Required work: Search the records for the string "title", then copy each line where it appears.

Material provided:
· · · · ·
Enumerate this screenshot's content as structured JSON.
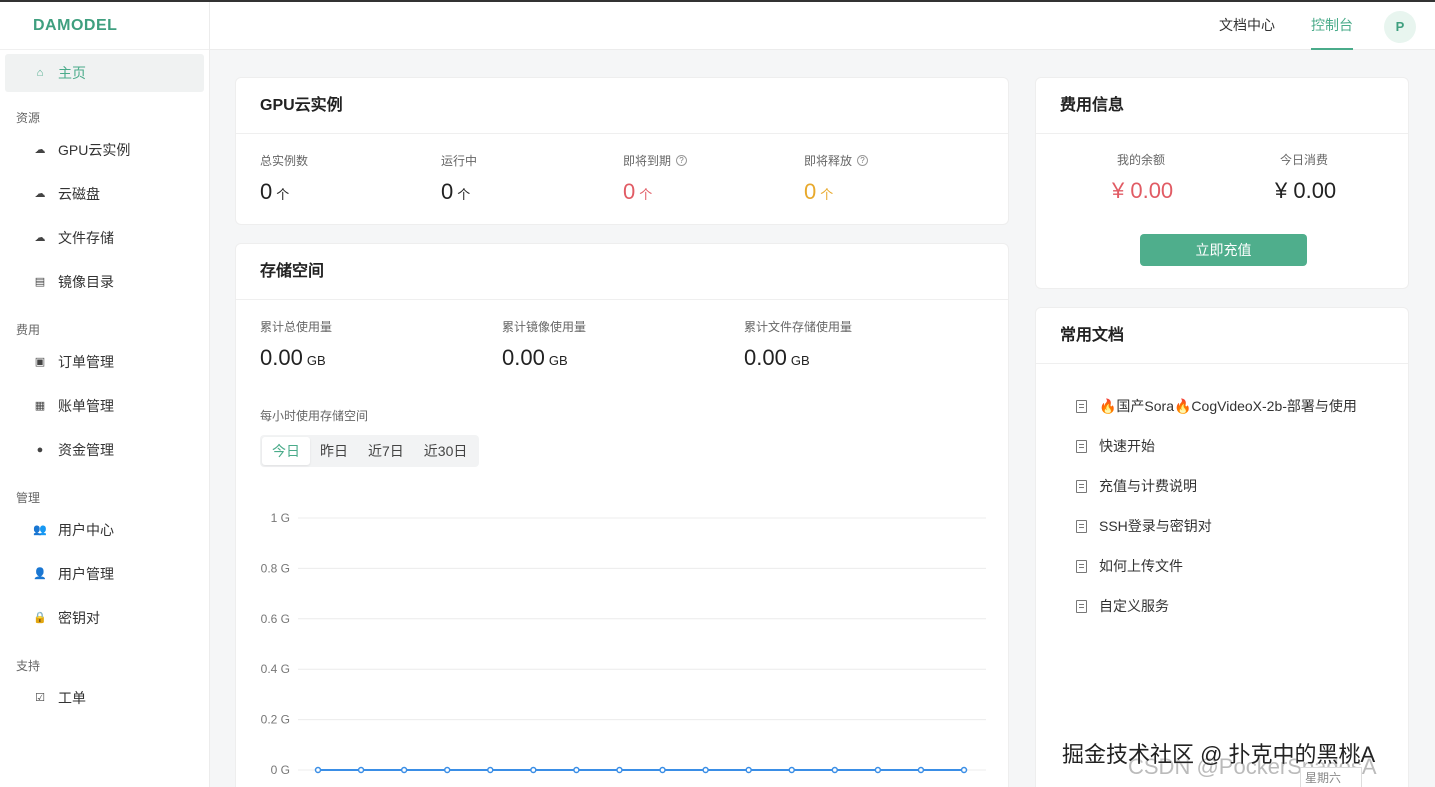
{
  "brand": "DAMODEL",
  "topnav": {
    "docs": "文档中心",
    "console": "控制台",
    "avatar": "P"
  },
  "sidebar": {
    "home": "主页",
    "groups": [
      {
        "title": "资源",
        "items": [
          "GPU云实例",
          "云磁盘",
          "文件存储",
          "镜像目录"
        ]
      },
      {
        "title": "费用",
        "items": [
          "订单管理",
          "账单管理",
          "资金管理"
        ]
      },
      {
        "title": "管理",
        "items": [
          "用户中心",
          "用户管理",
          "密钥对"
        ]
      },
      {
        "title": "支持",
        "items": [
          "工单"
        ]
      }
    ]
  },
  "gpu": {
    "title": "GPU云实例",
    "stats": [
      {
        "label": "总实例数",
        "value": "0",
        "unit": "个"
      },
      {
        "label": "运行中",
        "value": "0",
        "unit": "个"
      },
      {
        "label": "即将到期",
        "value": "0",
        "unit": "个"
      },
      {
        "label": "即将释放",
        "value": "0",
        "unit": "个"
      }
    ]
  },
  "storage": {
    "title": "存储空间",
    "stats": [
      {
        "label": "累计总使用量",
        "value": "0.00",
        "unit": "GB"
      },
      {
        "label": "累计镜像使用量",
        "value": "0.00",
        "unit": "GB"
      },
      {
        "label": "累计文件存储使用量",
        "value": "0.00",
        "unit": "GB"
      }
    ],
    "chart_label": "每小时使用存储空间",
    "ranges": [
      "今日",
      "昨日",
      "近7日",
      "近30日"
    ]
  },
  "billing": {
    "title": "费用信息",
    "balance_label": "我的余额",
    "balance_value": "¥ 0.00",
    "today_label": "今日消费",
    "today_value": "¥ 0.00",
    "recharge": "立即充值"
  },
  "docs": {
    "title": "常用文档",
    "items": [
      "🔥国产Sora🔥CogVideoX-2b-部署与使用",
      "快速开始",
      "充值与计费说明",
      "SSH登录与密钥对",
      "如何上传文件",
      "自定义服务"
    ]
  },
  "watermark": "掘金技术社区 @ 扑克中的黑桃A",
  "watermark2": "CSDN @PockerSpadesA",
  "tooltip_fragment": "星期六",
  "colors": {
    "accent": "#4aab8a",
    "danger": "#e15b64",
    "warning": "#e8a92c",
    "line": "#3a8ee6"
  },
  "chart_data": {
    "type": "line",
    "title": "",
    "xlabel": "",
    "ylabel": "",
    "ylim": [
      0,
      1
    ],
    "yticks": [
      "0 G",
      "0.2 G",
      "0.4 G",
      "0.6 G",
      "0.8 G",
      "1 G"
    ],
    "series": [
      {
        "values": [
          0,
          0,
          0,
          0,
          0,
          0,
          0,
          0,
          0,
          0,
          0,
          0,
          0,
          0,
          0,
          0
        ]
      }
    ],
    "grid": true
  }
}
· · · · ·
Response box:
        "title": "资源",
        "title": "费用",
        "title": "管理",
        "title": "支持",
    "title": "GPU云实例",
    "title": "存储空间",
    "title": "费用信息",
    "title": "常用文档",
    "title": "",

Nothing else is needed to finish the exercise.